This is usually dismissed as being absurd by gun control advocates, but in Great Britain (where gun violence has surged after the country instituted tough new gun bans) a group of doctors are advocating for a ban on kitchen knives to prevent stabbings.
A team from West Middlesex University Hospital said violent crime is on the increase – and kitchen knives are used in as many as half of all stabbings.
They argued many assaults are committed impulsively, prompted by alcohol and drugs, and a kitchen knife often makes an all too available weapon.
They consulted 10 top chefs from around the UK, and found such knives have little practical value in the kitchen.
None of the chefs felt such knives were essential, since the point of a short blade was just as useful when a sharp end was needed.
This illustrates the absurdity of attempting to address crimes with policy aimed at restricting access to the tools of those crimes.

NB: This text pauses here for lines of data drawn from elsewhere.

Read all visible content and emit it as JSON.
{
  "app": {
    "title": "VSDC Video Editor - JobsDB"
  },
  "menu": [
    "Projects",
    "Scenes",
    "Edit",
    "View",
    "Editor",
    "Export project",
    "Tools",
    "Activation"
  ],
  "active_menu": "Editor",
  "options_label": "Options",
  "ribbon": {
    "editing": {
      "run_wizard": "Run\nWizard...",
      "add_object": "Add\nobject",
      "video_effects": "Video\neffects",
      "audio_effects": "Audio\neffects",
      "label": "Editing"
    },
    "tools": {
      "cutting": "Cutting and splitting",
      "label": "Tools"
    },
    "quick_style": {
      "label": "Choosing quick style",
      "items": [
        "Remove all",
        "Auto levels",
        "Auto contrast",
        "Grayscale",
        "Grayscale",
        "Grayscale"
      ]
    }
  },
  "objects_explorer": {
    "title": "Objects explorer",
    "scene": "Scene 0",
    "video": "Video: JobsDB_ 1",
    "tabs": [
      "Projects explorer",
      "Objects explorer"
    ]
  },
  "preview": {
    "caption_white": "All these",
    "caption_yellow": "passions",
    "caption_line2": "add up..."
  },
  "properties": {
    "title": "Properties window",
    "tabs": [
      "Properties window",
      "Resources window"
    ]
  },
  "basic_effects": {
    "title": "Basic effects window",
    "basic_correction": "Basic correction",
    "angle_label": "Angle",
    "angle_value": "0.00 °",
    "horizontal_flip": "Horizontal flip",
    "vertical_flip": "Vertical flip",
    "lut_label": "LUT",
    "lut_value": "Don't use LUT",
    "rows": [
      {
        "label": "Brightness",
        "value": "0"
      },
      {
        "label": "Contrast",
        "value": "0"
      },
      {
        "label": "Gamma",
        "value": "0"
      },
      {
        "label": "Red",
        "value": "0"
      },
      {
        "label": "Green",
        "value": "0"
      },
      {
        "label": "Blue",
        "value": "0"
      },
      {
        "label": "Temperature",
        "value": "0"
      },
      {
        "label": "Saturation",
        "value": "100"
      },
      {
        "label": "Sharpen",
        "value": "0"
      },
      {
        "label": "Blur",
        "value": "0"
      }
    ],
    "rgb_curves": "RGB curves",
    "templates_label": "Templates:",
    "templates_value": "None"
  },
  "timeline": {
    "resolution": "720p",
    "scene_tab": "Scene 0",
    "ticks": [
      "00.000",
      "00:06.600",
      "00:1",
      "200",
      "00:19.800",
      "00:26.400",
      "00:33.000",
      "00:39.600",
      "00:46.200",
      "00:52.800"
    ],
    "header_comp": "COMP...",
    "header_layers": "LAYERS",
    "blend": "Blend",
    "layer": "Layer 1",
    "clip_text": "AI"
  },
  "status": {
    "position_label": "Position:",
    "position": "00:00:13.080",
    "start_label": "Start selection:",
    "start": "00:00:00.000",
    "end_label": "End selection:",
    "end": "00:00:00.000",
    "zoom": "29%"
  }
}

For whatever reason, violent crime is up in Great Britain, so these doctors assume that if people can’t just grab a kitchen knife when they’re angry and go on a slashing and stabbing rampage there will be less crime.
Which is foolish. The knives aren’t motivating the crimes any more than the guns are. People don’t commit crimes because they have a knife or a gun handy. They commit crimes because of other factors, and the guns/knives become a means to an end.
To the extent that policy can address things like violent crime, it should be aimed at the motivations for that crime not the implements of it. Because it is foolish to limit the freedoms of the vast majority of law-abiding citizens in whose hands a gun or a knife is no threat to society at large because a small minority of citizens might use those things for evil.